Council member Susan Tjarks’ proposal of a 20-year lease with the option to renew for another 10 years in 2041 ultimately received the council’s approval. For Tjarks, whatever the new rodeo organization was on board with to make the event happen each year is what she wanted to do, considering the big financial impact the event has on the community.
“I think about the contributions this event has to our city, and the sales tax it brings so there is nothing I would want to do to jeopardize the rodeo,” Tjarks said.
Council Vice President Dan Allen supported the 20-year lease agreement with the option to negotiate and extend an additional 10-year renewal option due to the timeline it could take for the organization to gain large sponsors and partners.
Miskimins supported the 20-year lease with the option to renew for an additional 10 years in 2041, noting it would provide time for the new rodeo group to build partnerships and sponsors.
“It would allow us to enter with long-term partners. The new organization would be a charity. It was not formed with this lease in mind,” Miskimins said, noting it would also help with the buildout of the rodeo grounds.
As part of the agreement, the Mitchell Rodeo Foundation would rent the land for $7,500 per year, marking a $5,500 increase from what the Corn Palace Stampede group currently pays to use Horseman’s Sports Arena.
Some of the notable stipulations in the lease agreement center around the process of making improvements to the rodeo grounds and maintaining the future arena, which are some of the matters the Corn Palace Stampede and Horseman’s Sports organizations have been disputing over throughout the past year.
On the maintenance side, the new lease agreement states, “except for required general maintenance, repairs, and replacements, the tenant shall not make or cause to be made or allow any construction, alterations, installations, or improvements to or on the premises without prior approval of the landlord,” which would be the acting mayor of Mitchell.

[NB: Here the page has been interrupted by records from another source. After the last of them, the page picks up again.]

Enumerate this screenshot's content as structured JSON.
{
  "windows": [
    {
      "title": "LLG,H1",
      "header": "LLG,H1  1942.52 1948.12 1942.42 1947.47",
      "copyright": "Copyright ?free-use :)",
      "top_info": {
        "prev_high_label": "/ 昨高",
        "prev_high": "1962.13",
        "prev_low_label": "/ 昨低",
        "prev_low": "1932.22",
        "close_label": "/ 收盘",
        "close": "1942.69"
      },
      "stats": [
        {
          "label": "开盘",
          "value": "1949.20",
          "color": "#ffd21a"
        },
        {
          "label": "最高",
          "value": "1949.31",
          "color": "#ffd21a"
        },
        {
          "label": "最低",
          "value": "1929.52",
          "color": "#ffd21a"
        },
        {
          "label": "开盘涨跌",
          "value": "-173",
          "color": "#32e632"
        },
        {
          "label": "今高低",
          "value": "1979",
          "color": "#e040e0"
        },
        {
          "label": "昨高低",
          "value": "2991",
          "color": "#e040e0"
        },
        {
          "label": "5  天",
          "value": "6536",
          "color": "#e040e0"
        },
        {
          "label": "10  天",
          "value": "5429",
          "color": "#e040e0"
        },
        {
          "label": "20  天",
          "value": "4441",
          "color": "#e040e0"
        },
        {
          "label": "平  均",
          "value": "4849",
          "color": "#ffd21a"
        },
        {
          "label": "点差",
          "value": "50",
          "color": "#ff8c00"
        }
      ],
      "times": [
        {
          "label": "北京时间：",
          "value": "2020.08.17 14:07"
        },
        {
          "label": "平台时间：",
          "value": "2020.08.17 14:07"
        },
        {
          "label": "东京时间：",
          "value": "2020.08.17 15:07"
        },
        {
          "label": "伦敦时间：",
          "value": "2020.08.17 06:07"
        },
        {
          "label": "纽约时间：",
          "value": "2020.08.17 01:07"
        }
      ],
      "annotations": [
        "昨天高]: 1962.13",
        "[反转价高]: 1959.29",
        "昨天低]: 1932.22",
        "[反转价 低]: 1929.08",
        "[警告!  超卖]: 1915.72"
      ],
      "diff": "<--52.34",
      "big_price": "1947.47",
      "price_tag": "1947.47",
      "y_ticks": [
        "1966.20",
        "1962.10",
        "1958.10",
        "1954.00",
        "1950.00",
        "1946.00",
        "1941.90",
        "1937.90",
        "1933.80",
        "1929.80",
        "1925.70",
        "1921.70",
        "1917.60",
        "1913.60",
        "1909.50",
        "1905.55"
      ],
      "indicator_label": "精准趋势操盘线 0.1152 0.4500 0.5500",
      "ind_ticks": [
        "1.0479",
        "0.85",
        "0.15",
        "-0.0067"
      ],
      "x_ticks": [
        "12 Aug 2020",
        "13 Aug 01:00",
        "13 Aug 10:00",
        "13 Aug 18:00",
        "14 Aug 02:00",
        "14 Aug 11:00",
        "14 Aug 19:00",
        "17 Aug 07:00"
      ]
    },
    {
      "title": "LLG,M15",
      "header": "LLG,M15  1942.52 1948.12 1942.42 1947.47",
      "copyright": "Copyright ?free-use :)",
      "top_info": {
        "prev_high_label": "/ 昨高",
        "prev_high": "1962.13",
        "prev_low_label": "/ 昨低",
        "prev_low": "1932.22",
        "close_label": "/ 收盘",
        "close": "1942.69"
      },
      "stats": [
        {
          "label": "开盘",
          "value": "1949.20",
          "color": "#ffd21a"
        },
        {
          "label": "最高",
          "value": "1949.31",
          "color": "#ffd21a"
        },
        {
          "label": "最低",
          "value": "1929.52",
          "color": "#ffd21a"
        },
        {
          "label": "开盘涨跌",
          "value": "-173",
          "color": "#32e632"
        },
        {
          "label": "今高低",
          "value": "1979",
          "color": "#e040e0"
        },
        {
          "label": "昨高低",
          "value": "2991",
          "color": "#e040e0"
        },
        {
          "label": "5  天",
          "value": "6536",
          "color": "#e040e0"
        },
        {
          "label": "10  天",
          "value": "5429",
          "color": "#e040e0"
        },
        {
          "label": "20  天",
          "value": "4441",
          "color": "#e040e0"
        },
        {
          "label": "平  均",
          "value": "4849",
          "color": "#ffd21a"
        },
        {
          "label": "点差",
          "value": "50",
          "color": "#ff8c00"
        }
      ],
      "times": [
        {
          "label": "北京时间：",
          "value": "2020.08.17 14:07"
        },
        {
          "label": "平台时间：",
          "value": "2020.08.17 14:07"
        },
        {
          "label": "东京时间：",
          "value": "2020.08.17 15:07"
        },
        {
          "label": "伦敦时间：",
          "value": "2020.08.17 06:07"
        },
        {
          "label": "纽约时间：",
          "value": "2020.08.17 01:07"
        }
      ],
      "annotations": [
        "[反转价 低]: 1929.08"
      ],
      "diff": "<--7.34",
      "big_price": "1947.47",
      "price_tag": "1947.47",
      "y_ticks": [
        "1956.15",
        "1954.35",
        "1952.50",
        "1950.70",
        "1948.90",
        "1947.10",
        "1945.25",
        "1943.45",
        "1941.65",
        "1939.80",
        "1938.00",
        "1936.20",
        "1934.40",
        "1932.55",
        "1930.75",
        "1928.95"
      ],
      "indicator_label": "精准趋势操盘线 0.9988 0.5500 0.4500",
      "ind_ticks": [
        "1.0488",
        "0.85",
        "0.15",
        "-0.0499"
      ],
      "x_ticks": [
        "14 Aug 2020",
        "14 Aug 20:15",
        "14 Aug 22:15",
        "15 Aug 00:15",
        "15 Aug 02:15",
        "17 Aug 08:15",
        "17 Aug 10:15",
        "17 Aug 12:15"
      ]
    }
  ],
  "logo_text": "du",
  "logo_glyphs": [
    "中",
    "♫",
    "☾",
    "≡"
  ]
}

In addition, the rodeo group would be solely responsible for construction, installations and improvements at the rodeo grounds.
The city also is requiring the rodeo organization to maintain insurance at the group’s own expense, including commercial general liability insurance, flood insurance, workers’ compensation and builders risk insurance.
In an attempt to avoid potential lawsuits, the agreement stipulates the rodeo group “shall indemnify,” or hold the city harmless from “liabilities, claims, demands, damages, lawsuits, judgements, expenses and costs of any kind or nature,” which Johnson said both sides felt was necessary given the ongoing lawsuit.